In addition, Skipperi takes care of the boats’ maintenance, equipment, insurance, and boat availability. In order to make sure that boating is safe for new and experienced boaters alike, the Skipperi platform offers theoretical and practical training through its Skipperi Academy and requires boaters to pass Skipperi’s boating exam or have all locally required permits.

“It’s okay to be a beginner in boating – it’s okay to miss the buoy and practice parking. We need to get rid of the judgmental attitude many have about beginner boaters,” said Raij.

Skipperi utilises geofencing and artificial intelligence (AI) to create smooth experiences for its members, notifying its users of shallow waters, speed restrictions, or maximum speeds in harbour areas, hazardous zones, and protected areas for birds and seals.

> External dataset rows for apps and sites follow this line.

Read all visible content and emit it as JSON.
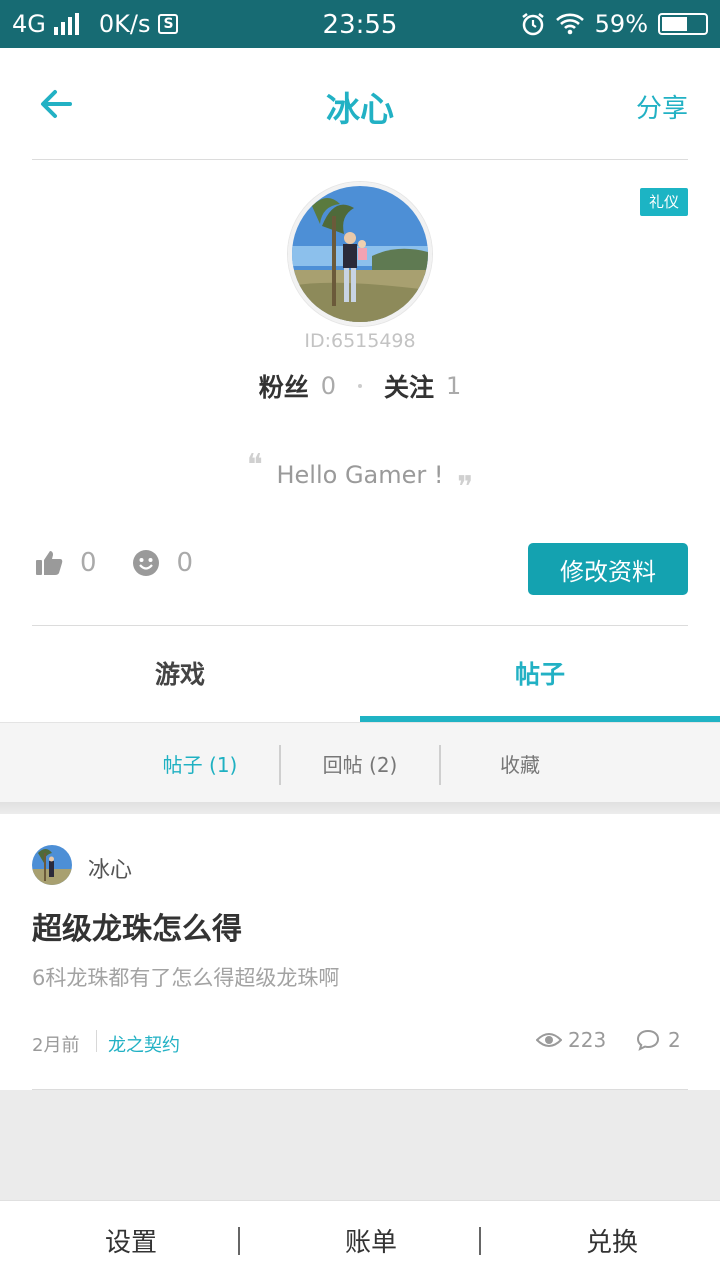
{
  "status_bar": {
    "network": "4G",
    "speed": "0K/s",
    "sync_icon": "S",
    "time": "23:55",
    "battery": "59%",
    "battery_level": 0.59
  },
  "header": {
    "title": "冰心",
    "share_label": "分享",
    "back_icon": "arrow-left-icon"
  },
  "profile": {
    "tag": "礼仪",
    "user_id": "ID:6515498",
    "fans_label": "粉丝",
    "fans_count": "0",
    "following_label": "关注",
    "following_count": "1",
    "motto": "Hello Gamer !",
    "likes_count": "0",
    "smiles_count": "0",
    "edit_button": "修改资料"
  },
  "tabs": [
    {
      "label": "游戏",
      "active": false
    },
    {
      "label": "帖子",
      "active": true
    }
  ],
  "subtabs": [
    {
      "label": "帖子 (1)",
      "active": true
    },
    {
      "label": "回帖 (2)",
      "active": false
    },
    {
      "label": "收藏",
      "active": false
    }
  ],
  "post": {
    "author": "冰心",
    "title": "超级龙珠怎么得",
    "excerpt": "6科龙珠都有了怎么得超级龙珠啊",
    "time": "2月前",
    "game": "龙之契约",
    "views": "223",
    "comments": "2"
  },
  "bottom_bar": [
    {
      "label": "设置"
    },
    {
      "label": "账单"
    },
    {
      "label": "兑换"
    }
  ],
  "colors": {
    "accent": "#22b1c4",
    "status_bar": "#176b73",
    "button": "#14a2b0"
  }
}
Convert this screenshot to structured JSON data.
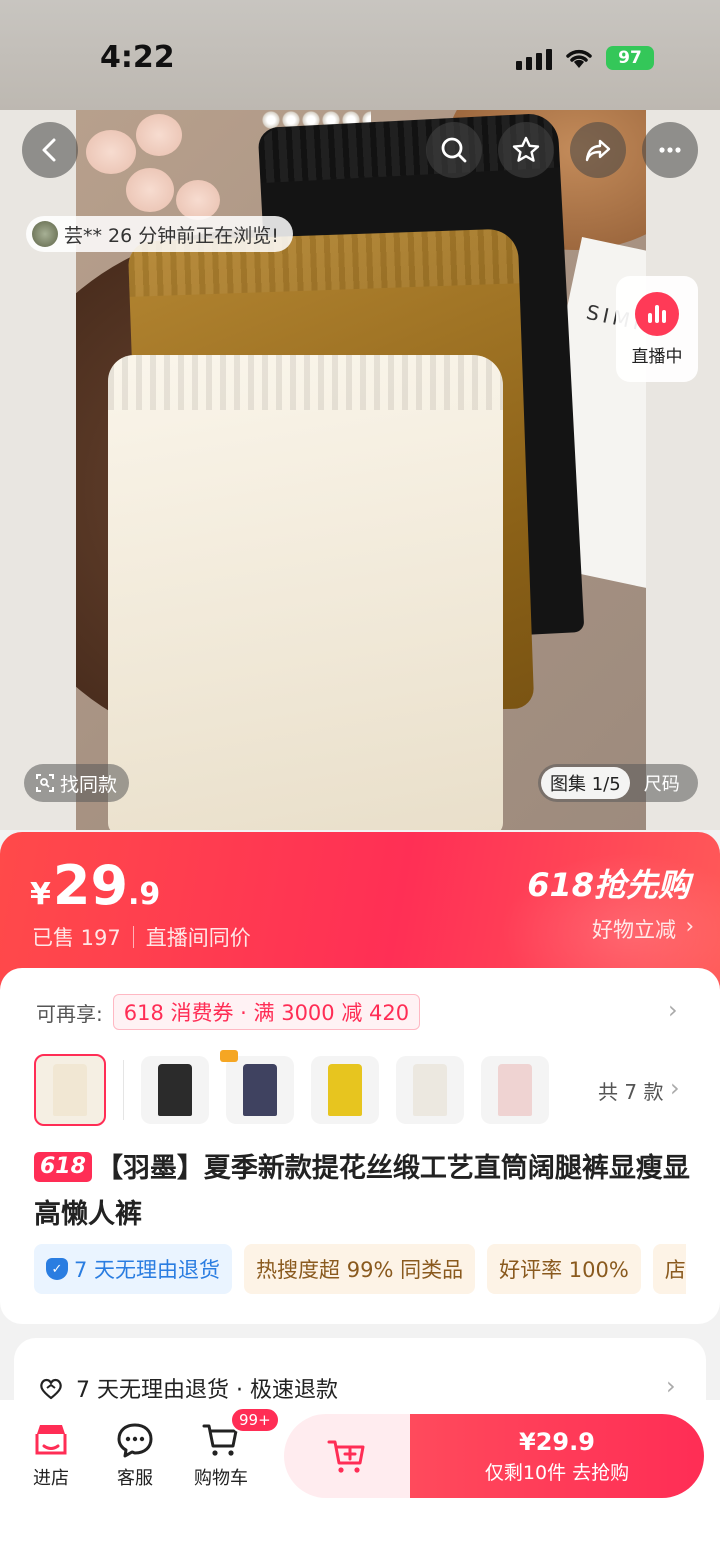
{
  "status": {
    "time": "4:22",
    "battery": "97"
  },
  "hero": {
    "viewer_notice": "芸** 26 分钟前正在浏览!",
    "live_label": "直播中",
    "find_similar": "找同款",
    "gallery_counter": "图集 1/5",
    "size_label": "尺码",
    "photo_text": "SIMPLE T"
  },
  "price": {
    "currency": "¥",
    "integer": "29",
    "decimal": ".9",
    "sold": "已售 197",
    "live_same_price": "直播间同价",
    "promo_title": "618抢先购",
    "promo_sub": "好物立减"
  },
  "info": {
    "coupon_label": "可再享:",
    "coupon_text": "618 消费券 · 满 3000 减 420",
    "total_styles": "共 7 款",
    "title_badge": "618",
    "title": "【羽墨】夏季新款提花丝缎工艺直筒阔腿裤显瘦显高懒人裤",
    "tags": [
      "7 天无理由退货",
      "热搜度超 99% 同类品",
      "好评率 100%",
      "店"
    ],
    "swatches": [
      "#f1e7d3",
      "#2b2b2b",
      "#3f4260",
      "#e7c51f",
      "#ece8e0",
      "#efd3d2"
    ]
  },
  "returns": {
    "text": "7 天无理由退货 · 极速退款"
  },
  "bottom": {
    "store": "进店",
    "service": "客服",
    "cart": "购物车",
    "cart_badge": "99+",
    "buy_price": "¥29.9",
    "buy_sub": "仅剩10件  去抢购"
  },
  "colors": {
    "accent": "#ff2d55",
    "promo_gradient_start": "#ff4a4a"
  }
}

The feature works via the onboard chartplotter’s GPS signal, and there is a notification on the plotter screen and a warning sound when a boater is, for example, exceeding the speed limit.

Its AI also helps to identify damage cases, sending its location and notification to the service team. Based on data onboard Skipperi boats, Swedes hit rocks 1.9 times more often than Finns and 2.3 times more often than Norwegians. Men are 7% more likely to hit rocks than women, and Danes are 10% better than Swedes at keeping their propellers in one piece.

In 2022, over 40,500 reservations were made with the Fleet, with the average trip time being 3.8 hours and a distance average of 16 nautical miles. The ability to make short trips affordably means that users can support local businesses in the area’s archipelago. Also, its circular economy focus is also popular with cities, which have given Skipperi highly-demanded pier spots, as now hundreds of people can enjoy the dock instead of a single family.

Founded in 2017, Skipperi has raised a total of €12.6m ($19.6m AUD) and now operates in more than 40 locations in Finland, Sweden, Norway, Denmark, New Zealand, and Canada.